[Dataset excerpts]
■ ■ ■ ■
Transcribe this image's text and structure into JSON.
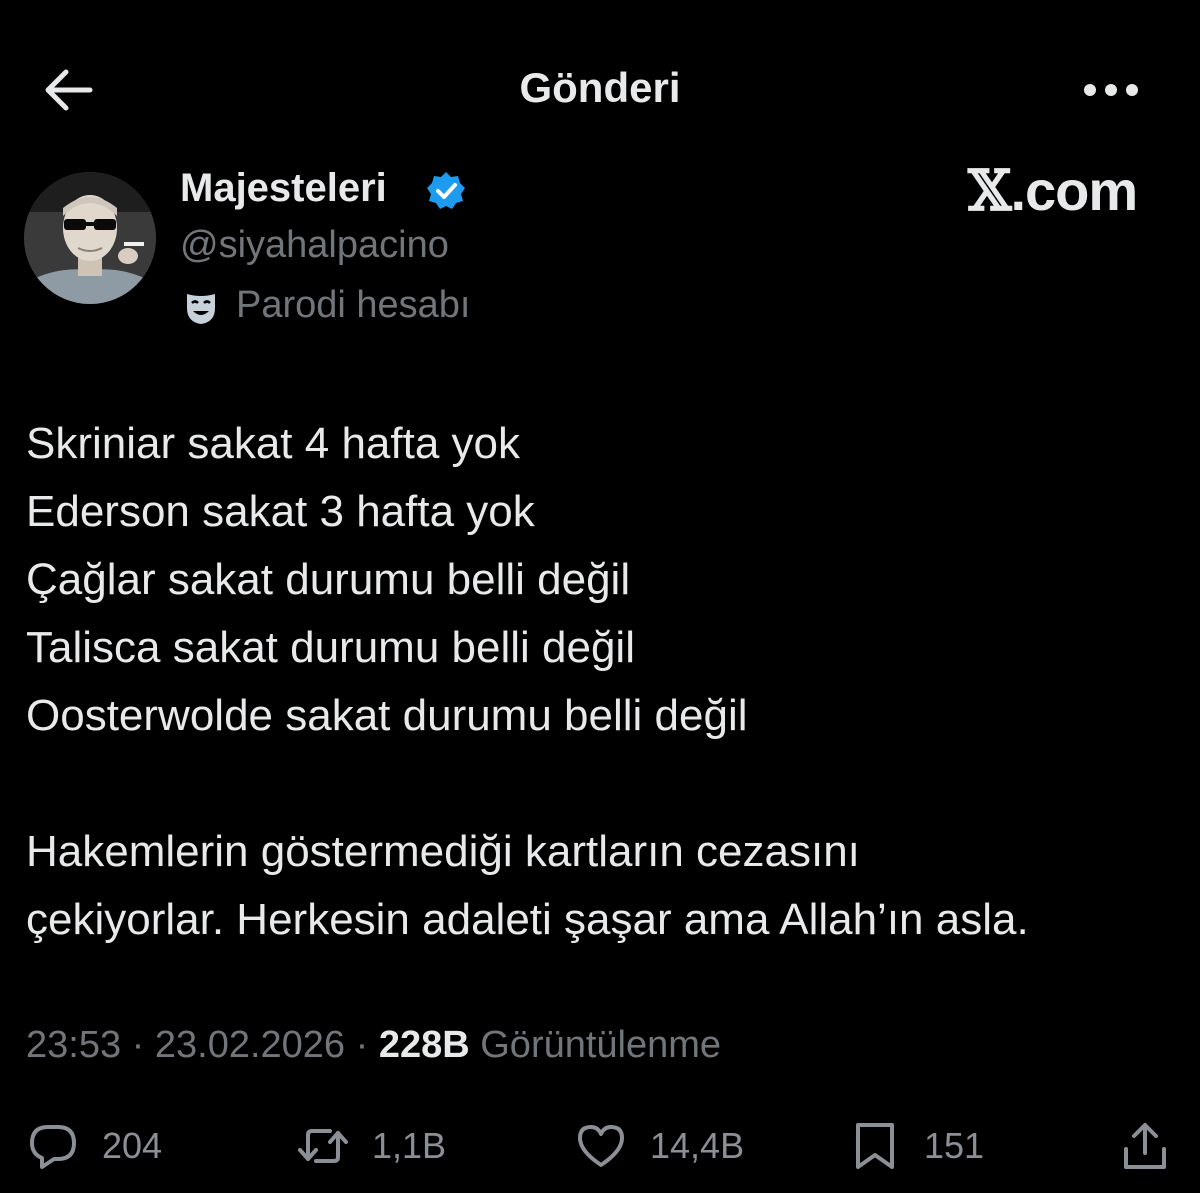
{
  "header": {
    "title": "Gönderi"
  },
  "author": {
    "display_name": "Majesteleri",
    "handle": "@siyahalpacino",
    "parody_label": "Parodi hesabı",
    "verified": true,
    "verified_color": "#1d9bf0"
  },
  "watermark": {
    "x_glyph": "𝕏",
    "domain": ".com"
  },
  "tweet": {
    "lines": [
      "Skriniar sakat 4 hafta yok",
      "Ederson sakat 3 hafta yok",
      "Çağlar sakat durumu belli değil",
      "Talisca sakat durumu belli değil",
      "Oosterwolde sakat durumu belli değil"
    ],
    "closing_lines": [
      "Hakemlerin göstermediği kartların cezasını",
      "çekiyorlar. Herkesin adaleti şaşar ama Allah’ın asla."
    ]
  },
  "meta": {
    "time": "23:53",
    "separator": "·",
    "date": "23.02.2026",
    "views_count": "228B",
    "views_label": "Görüntülenme"
  },
  "actions": {
    "replies": "204",
    "reposts": "1,1B",
    "likes": "14,4B",
    "bookmarks": "151"
  },
  "colors": {
    "background": "#000000",
    "primary_text": "#e7e9ea",
    "secondary_text": "#71767b",
    "accent": "#1d9bf0"
  },
  "icons": {
    "back": "arrow-left-icon",
    "more": "more-horizontal-icon",
    "verified": "verified-badge-icon",
    "parody": "theater-mask-icon",
    "reply": "reply-icon",
    "repost": "repost-icon",
    "like": "heart-icon",
    "bookmark": "bookmark-icon",
    "share": "share-icon"
  }
}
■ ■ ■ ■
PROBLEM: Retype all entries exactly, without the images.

REPLY TO THE EXERCISE:
Transcribe this image's text and structure into JSON.
{
  "header": {
    "title": "Gönderi"
  },
  "author": {
    "display_name": "Majesteleri",
    "handle": "@siyahalpacino",
    "parody_label": "Parodi hesabı",
    "verified": true,
    "verified_color": "#1d9bf0"
  },
  "watermark": {
    "x_glyph": "𝕏",
    "domain": ".com"
  },
  "tweet": {
    "lines": [
      "Skriniar sakat 4 hafta yok",
      "Ederson sakat 3 hafta yok",
      "Çağlar sakat durumu belli değil",
      "Talisca sakat durumu belli değil",
      "Oosterwolde sakat durumu belli değil"
    ],
    "closing_lines": [
      "Hakemlerin göstermediği kartların cezasını",
      "çekiyorlar. Herkesin adaleti şaşar ama Allah’ın asla."
    ]
  },
  "meta": {
    "time": "23:53",
    "separator": "·",
    "date": "23.02.2026",
    "views_count": "228B",
    "views_label": "Görüntülenme"
  },
  "actions": {
    "replies": "204",
    "reposts": "1,1B",
    "likes": "14,4B",
    "bookmarks": "151"
  },
  "colors": {
    "background": "#000000",
    "primary_text": "#e7e9ea",
    "secondary_text": "#71767b",
    "accent": "#1d9bf0"
  },
  "icons": {
    "back": "arrow-left-icon",
    "more": "more-horizontal-icon",
    "verified": "verified-badge-icon",
    "parody": "theater-mask-icon",
    "reply": "reply-icon",
    "repost": "repost-icon",
    "like": "heart-icon",
    "bookmark": "bookmark-icon",
    "share": "share-icon"
  }
}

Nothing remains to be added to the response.